Bhala N, Emberson J, et al. The CNT Collaborative Group. Vascular and upper gastrointestinal effects of non-steroidal anti-inflammatory drugs: meta-analyses of individual participant data from randomised trials. The Lancet. May 30, 2013. http://www.thelancet.com/journals/lancet/article/PIIS0140-6736(13)60900-9/fulltext

Mayo Clinic. Antidepressants: Another weapon against chronic pain. November 18, 2008.

Solomon, DH, et al. Subgroup analyses to determine cardiovascular risk associated with nonsteroidal anti-inflammatory drugs and coxibs in specific patient groups. Arthritis and Rheumatism. August 15, 2008; 59(8): 1097-104.

Fentanyl Transdermal System (marketed as Duragesic) Information. December 2007. http://www.fda.gov/cder/drug/infopage/fentanyl/default.htm

US Food and Drug Administration. Managing chronic pain. June 2004. http://www.fda.gov/fdac/features/2004/204_pain.html

Johns Hopkins University. Pain management: The benefits and risks of opioids. http://www.hopkins-arthritis.som.jhmi.edu/mngmnt/opioids.htm

American Academy of Family Physicians. Prescription pain medicines. http://familydoctor.org/802.xml

Acetaminophen-Induced Acute Liver Failure: Results of a United States Multicenter, Prospective Study, Larson, Lee, and the Acute Liver Failure Study Group. Hepatology.

Kidney and Urology Foundation of America What You Should Know About Painkillers And Your Kidneys. http://www.kidneyurology.org/Patient_Resources/PaR_Lib_Painkillers.htm

National Kidney Foundation. Analgesics. http://www.kidney.org/atoz/atozItem.cfm?id=23

American Academy of Hospice and Palliative Medicine. Fast fact and concept #018; short acting oral opioid dosing intervals.

National Institutes of Health. Drugs as opiates, drugs as research tools: synthetic opiates and opioids. http://history.nih.gov/exhibits/opiates/index.html

U.S. Food and Drug Administration. FDA strengthens warnings for oxycontin. http://www.fda.gov/bbs/topics/ANSWERS/2001/ANS01091.html

Pharo GH, et al. Pharmacologic management of cancer pain. The Journal of the American Osteopathic Association. 105;suppl 5: 21-28.

American College of Physicians.
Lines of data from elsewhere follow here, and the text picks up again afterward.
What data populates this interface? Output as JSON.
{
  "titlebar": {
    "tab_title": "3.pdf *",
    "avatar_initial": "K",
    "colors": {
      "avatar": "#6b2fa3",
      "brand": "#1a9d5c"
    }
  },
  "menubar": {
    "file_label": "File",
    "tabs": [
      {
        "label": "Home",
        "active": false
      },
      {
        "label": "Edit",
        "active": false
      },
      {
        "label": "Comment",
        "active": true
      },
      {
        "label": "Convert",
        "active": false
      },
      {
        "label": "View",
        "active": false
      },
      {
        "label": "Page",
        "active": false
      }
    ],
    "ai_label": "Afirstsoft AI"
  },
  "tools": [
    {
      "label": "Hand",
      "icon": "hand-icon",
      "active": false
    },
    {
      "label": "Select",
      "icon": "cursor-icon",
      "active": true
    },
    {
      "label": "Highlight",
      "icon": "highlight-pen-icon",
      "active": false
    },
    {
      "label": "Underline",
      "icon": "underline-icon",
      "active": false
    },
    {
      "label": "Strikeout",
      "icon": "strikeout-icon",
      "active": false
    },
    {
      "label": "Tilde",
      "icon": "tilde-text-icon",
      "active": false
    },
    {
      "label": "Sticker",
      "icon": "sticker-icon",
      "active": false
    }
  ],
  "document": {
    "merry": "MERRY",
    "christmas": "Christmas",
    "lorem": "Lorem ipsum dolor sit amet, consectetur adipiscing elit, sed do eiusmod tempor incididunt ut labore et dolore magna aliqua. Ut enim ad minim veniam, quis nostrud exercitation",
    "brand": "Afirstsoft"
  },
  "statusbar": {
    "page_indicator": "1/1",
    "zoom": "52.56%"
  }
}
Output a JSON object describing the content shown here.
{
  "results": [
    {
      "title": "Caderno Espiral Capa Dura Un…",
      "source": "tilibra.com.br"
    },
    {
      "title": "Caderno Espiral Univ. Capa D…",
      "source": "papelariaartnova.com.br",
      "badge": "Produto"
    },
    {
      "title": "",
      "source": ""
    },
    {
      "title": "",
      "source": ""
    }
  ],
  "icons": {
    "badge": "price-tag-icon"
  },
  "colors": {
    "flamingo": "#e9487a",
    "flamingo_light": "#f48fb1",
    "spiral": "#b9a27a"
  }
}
Common side effects of opioids. http://www.acponline.org/journals/news/dec04/pain/side_effects.htm

WorstPills.org. Drug Profile: pregabalin. http://www.worstpills.org/member/drugprofile.cfm?m_id=312

Last Updated:

Pain Management Health Library Copyright ©2017 LimeHealth. All Rights Reserved.